------ Recorded data
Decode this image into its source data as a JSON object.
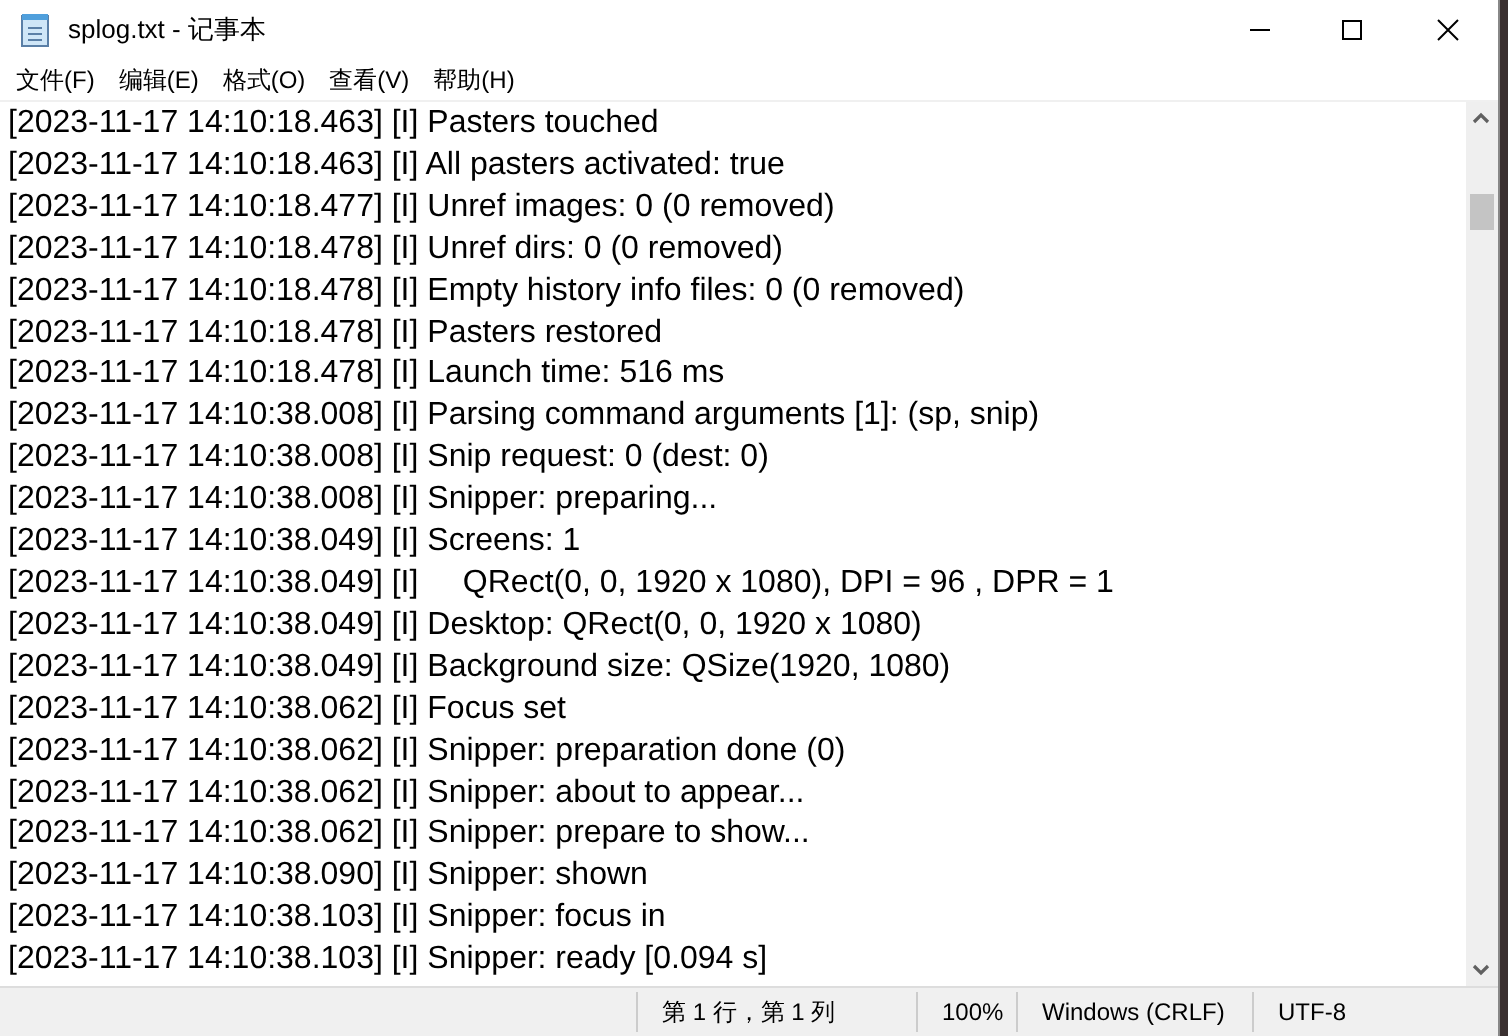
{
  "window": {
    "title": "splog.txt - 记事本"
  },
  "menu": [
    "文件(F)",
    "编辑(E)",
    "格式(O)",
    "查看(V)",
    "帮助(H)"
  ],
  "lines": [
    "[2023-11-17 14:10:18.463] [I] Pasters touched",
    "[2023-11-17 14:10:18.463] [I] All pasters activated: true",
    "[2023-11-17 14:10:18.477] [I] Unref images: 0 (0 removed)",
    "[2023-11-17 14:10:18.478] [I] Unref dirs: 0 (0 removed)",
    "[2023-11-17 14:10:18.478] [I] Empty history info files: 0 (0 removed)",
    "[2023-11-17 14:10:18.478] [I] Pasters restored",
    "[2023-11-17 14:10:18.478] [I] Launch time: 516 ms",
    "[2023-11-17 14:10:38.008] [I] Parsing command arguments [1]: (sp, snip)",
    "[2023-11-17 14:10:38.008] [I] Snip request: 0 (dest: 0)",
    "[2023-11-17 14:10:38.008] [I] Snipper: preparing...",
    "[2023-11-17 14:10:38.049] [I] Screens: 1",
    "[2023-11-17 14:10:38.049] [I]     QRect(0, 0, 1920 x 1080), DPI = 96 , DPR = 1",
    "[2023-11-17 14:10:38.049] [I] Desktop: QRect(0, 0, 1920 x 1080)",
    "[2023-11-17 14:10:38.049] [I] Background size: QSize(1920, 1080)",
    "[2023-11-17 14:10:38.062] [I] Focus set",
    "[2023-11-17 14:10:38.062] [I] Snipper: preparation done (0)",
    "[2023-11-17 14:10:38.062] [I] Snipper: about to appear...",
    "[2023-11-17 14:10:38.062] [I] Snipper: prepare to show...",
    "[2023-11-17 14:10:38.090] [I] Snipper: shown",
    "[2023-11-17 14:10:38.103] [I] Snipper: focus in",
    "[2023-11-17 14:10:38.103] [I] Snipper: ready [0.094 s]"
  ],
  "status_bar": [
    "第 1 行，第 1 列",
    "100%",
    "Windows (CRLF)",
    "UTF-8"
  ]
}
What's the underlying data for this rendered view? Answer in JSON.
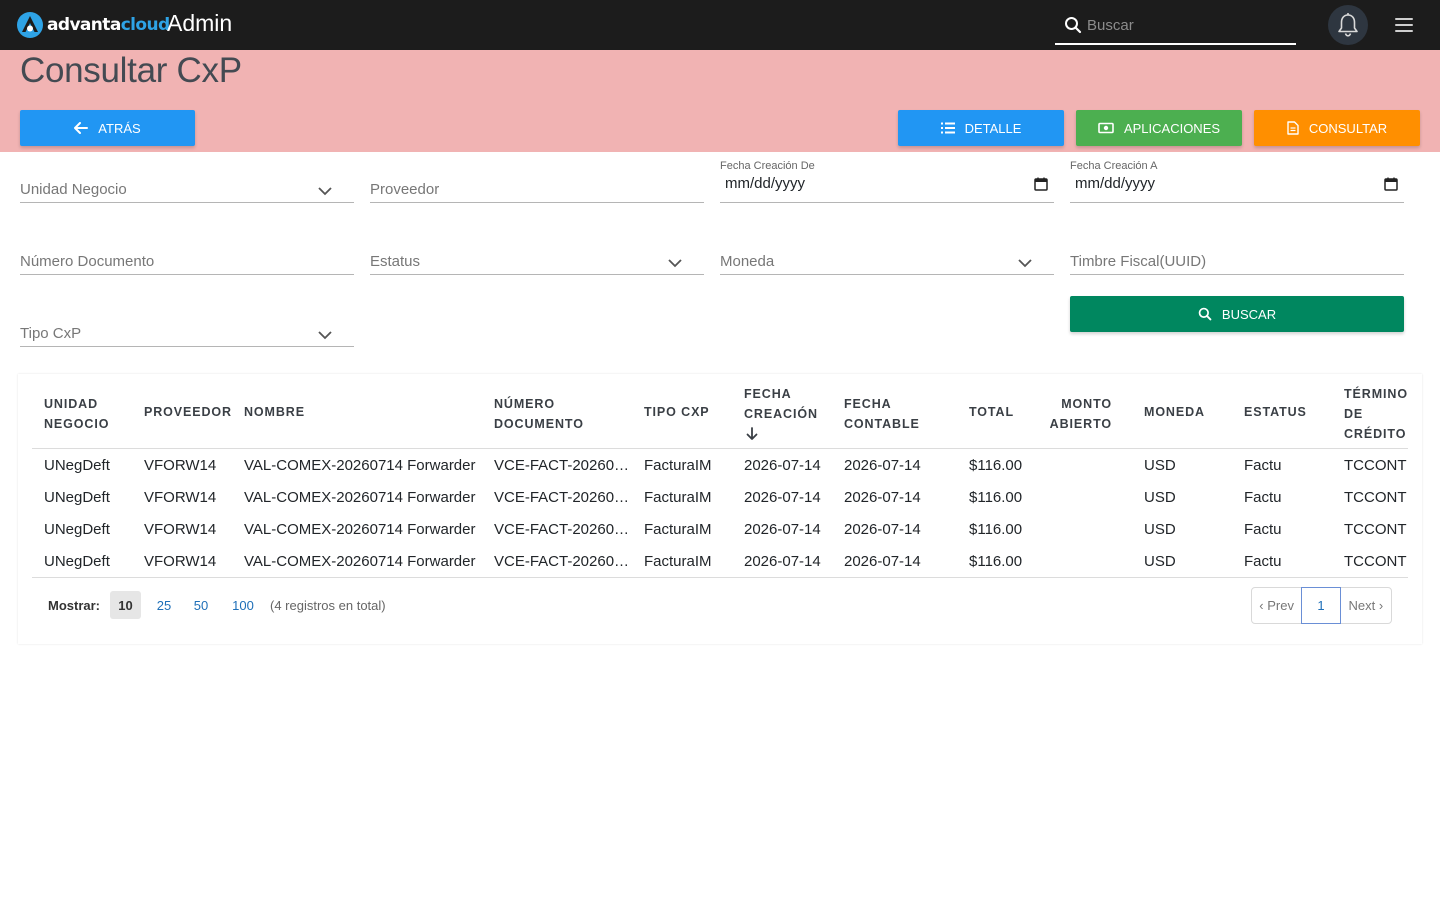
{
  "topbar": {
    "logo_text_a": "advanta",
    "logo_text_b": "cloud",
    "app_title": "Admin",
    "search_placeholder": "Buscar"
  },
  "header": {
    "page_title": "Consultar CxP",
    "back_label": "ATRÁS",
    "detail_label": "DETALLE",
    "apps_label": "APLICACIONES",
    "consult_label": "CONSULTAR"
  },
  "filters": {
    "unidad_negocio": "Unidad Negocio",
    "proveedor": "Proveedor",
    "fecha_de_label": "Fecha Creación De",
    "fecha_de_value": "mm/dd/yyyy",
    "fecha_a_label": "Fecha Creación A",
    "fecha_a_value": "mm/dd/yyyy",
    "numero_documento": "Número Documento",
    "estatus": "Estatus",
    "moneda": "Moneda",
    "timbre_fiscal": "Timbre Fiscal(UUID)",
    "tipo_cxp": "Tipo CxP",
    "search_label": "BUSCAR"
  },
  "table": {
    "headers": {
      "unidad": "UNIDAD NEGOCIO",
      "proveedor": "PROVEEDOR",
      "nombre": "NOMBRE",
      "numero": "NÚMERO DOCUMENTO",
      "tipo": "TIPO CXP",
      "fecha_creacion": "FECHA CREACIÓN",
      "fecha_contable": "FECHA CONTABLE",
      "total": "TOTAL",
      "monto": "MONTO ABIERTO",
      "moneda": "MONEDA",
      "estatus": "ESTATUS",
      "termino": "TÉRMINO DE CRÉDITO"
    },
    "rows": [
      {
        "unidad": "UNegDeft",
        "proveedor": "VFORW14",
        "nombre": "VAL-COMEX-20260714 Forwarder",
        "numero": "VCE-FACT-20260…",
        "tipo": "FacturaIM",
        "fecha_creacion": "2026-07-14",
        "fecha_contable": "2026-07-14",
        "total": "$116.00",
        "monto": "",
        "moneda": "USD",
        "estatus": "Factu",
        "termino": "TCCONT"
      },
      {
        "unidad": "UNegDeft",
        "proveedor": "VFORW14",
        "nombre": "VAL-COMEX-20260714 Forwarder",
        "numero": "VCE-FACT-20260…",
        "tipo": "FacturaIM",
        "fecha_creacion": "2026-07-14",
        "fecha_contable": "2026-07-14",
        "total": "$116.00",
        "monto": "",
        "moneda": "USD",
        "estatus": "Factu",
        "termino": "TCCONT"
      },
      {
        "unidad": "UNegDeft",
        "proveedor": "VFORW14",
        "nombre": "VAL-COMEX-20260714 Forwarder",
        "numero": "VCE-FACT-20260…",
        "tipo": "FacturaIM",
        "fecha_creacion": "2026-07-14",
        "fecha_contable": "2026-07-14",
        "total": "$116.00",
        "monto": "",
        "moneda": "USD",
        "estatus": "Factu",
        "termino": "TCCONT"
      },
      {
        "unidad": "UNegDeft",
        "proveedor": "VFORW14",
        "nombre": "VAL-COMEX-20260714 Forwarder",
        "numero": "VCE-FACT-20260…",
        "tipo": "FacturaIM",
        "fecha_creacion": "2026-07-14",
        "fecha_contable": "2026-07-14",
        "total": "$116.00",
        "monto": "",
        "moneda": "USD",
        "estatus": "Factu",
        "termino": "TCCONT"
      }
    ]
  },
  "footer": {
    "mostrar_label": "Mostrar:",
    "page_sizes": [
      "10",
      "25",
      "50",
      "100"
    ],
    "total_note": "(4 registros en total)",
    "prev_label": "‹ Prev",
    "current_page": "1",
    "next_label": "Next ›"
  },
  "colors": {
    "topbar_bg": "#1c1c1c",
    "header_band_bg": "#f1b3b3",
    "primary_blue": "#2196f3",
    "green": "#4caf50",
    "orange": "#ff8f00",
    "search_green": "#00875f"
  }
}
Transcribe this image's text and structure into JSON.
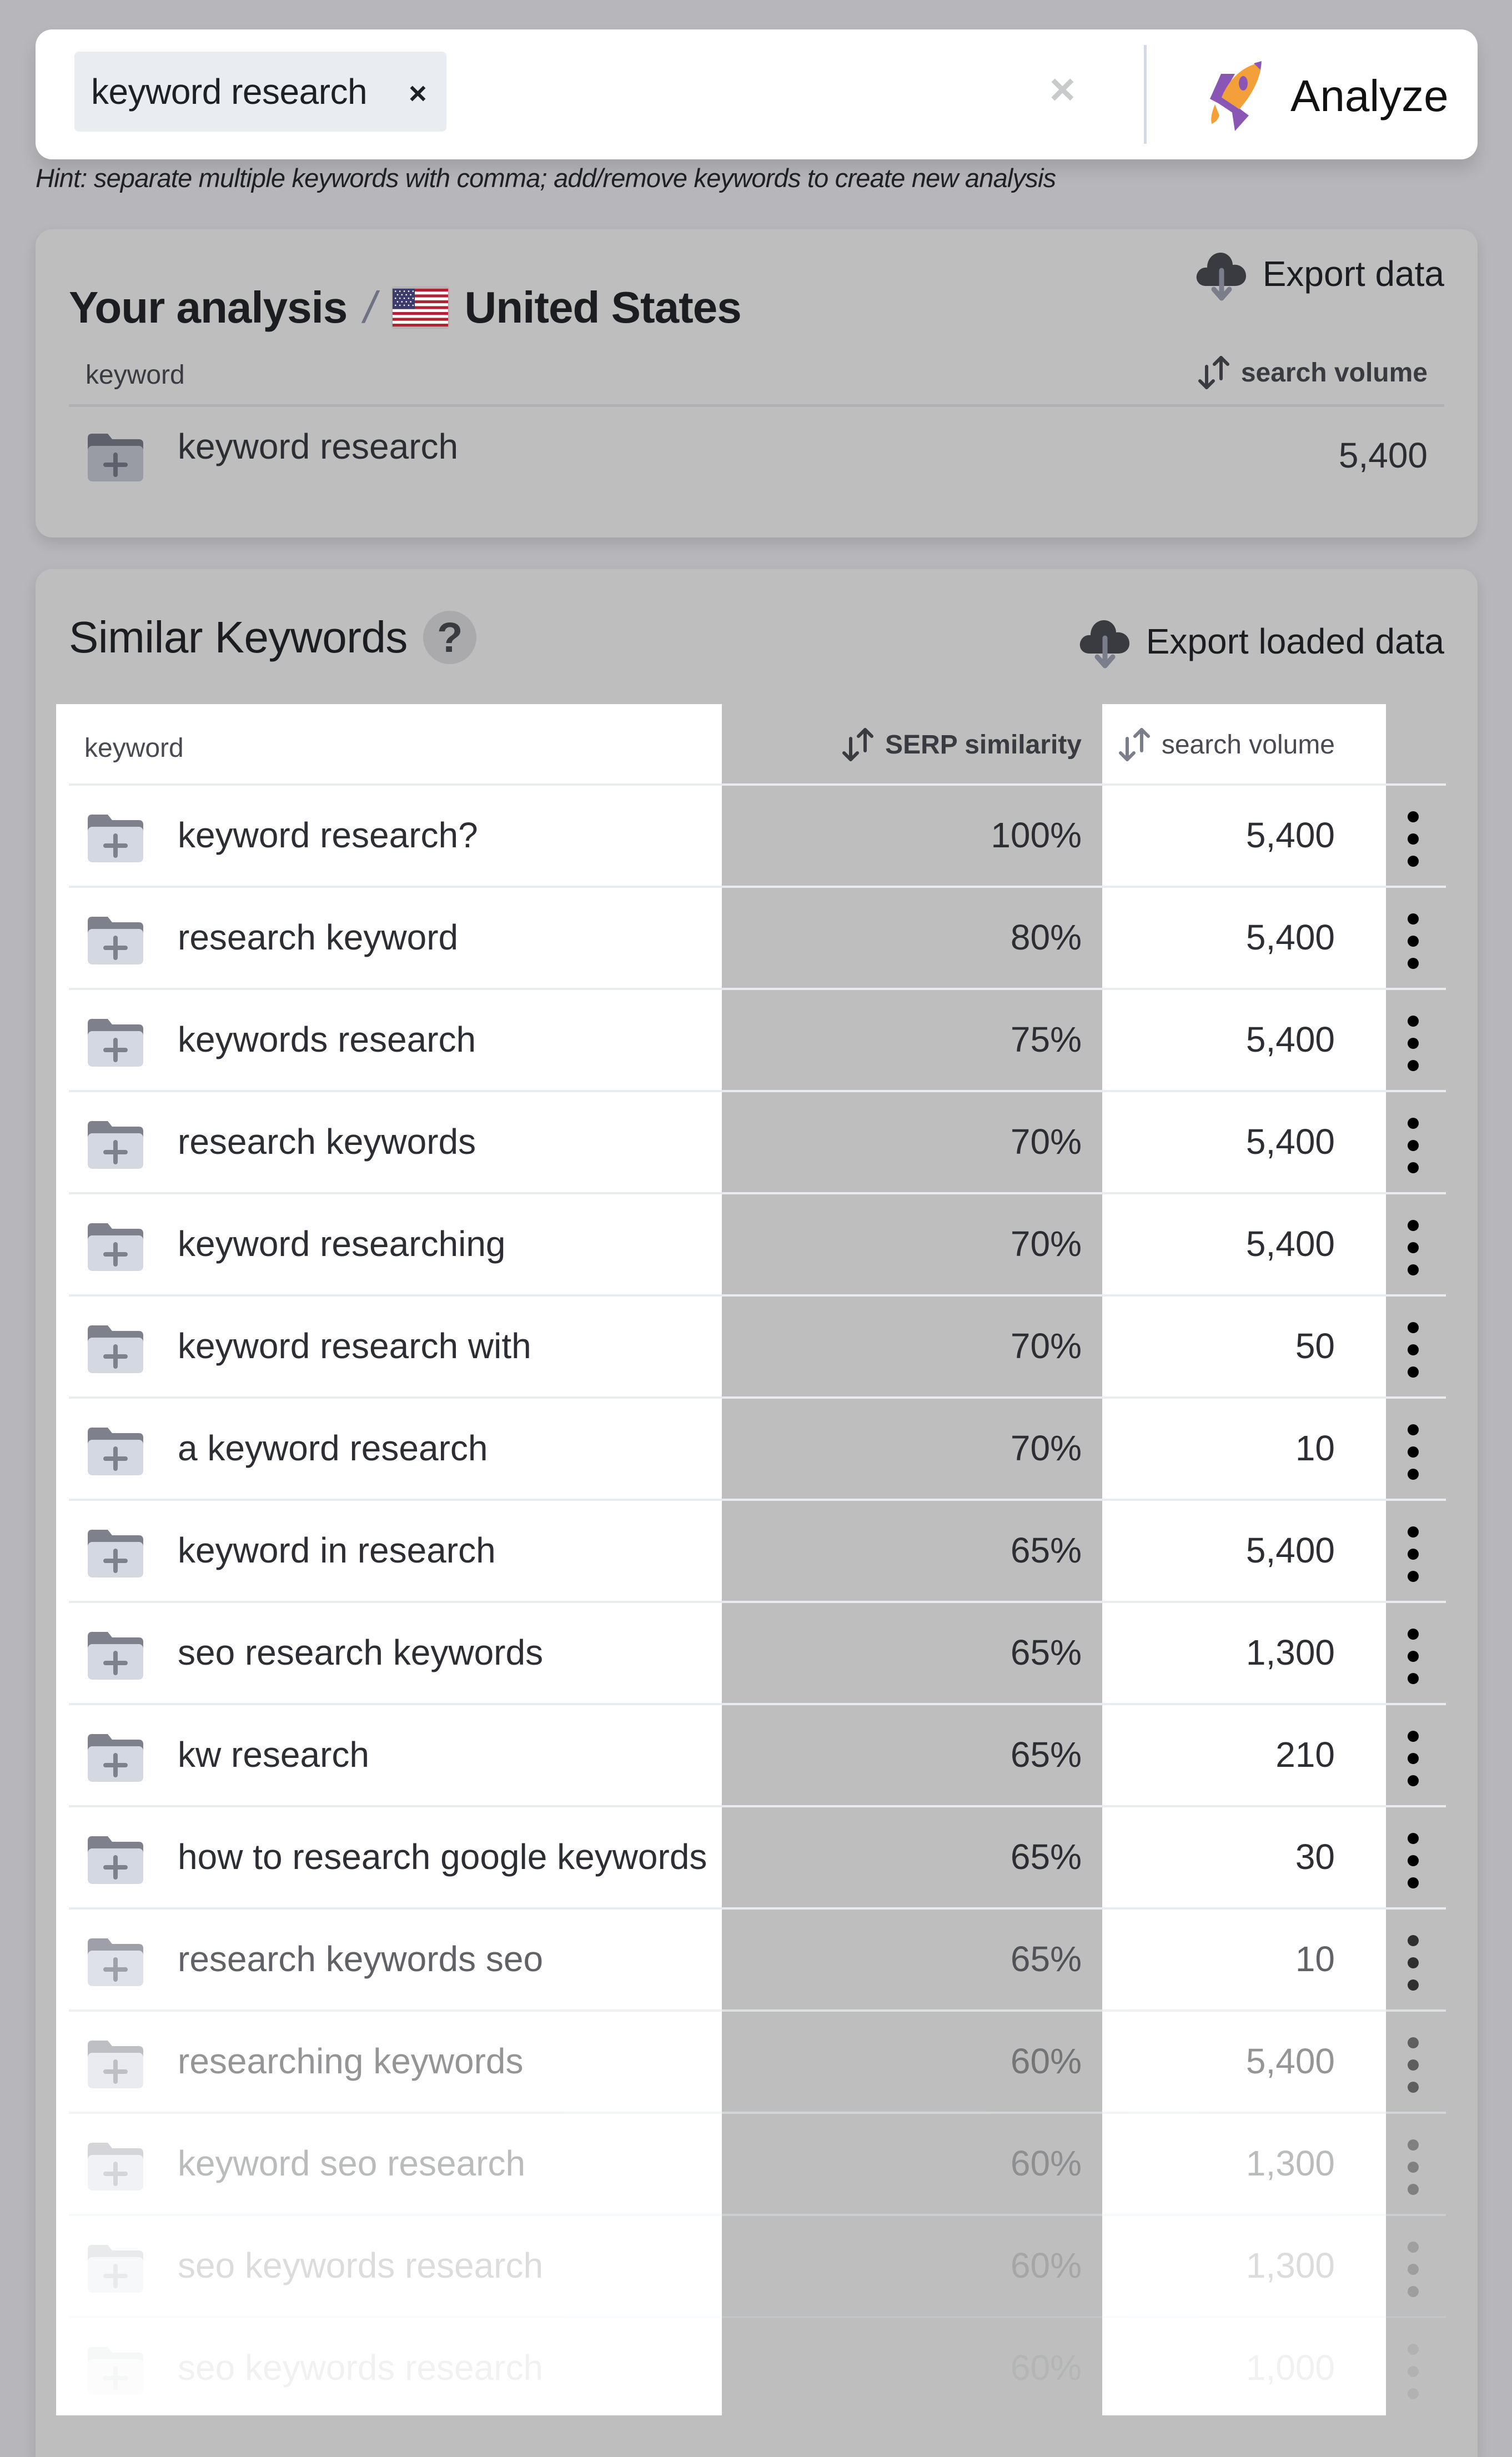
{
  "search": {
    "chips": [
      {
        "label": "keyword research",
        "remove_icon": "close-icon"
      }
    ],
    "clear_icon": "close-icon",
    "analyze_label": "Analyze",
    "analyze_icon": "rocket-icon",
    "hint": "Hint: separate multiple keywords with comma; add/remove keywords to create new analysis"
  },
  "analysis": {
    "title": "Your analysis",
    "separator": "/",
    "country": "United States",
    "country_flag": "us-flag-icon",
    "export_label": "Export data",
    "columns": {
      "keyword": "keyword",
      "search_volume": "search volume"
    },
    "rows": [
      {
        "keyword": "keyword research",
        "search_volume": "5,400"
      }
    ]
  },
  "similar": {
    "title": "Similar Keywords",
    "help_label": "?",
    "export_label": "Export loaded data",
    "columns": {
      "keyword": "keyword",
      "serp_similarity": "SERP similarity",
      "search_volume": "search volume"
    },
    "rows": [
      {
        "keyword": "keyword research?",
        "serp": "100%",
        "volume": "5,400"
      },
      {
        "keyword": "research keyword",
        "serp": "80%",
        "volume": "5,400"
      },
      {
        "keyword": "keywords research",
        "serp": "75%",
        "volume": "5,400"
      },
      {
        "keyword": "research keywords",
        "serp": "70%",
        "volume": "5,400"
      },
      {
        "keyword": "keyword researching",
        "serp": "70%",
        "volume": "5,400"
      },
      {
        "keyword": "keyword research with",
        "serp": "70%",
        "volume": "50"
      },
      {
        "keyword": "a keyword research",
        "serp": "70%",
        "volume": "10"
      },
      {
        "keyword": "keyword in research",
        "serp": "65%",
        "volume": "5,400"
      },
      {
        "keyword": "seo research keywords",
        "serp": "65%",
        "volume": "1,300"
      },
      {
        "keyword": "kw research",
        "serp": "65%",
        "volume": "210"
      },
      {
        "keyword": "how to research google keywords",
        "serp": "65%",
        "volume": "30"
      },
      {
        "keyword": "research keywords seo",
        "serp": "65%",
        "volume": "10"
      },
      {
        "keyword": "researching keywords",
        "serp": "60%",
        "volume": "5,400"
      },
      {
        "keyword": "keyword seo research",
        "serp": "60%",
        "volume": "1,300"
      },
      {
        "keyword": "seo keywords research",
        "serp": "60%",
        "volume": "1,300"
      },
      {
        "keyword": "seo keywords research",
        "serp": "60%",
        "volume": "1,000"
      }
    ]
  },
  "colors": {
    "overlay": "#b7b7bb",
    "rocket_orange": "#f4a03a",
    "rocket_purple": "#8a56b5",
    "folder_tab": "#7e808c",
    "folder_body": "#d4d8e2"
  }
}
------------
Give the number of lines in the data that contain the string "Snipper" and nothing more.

7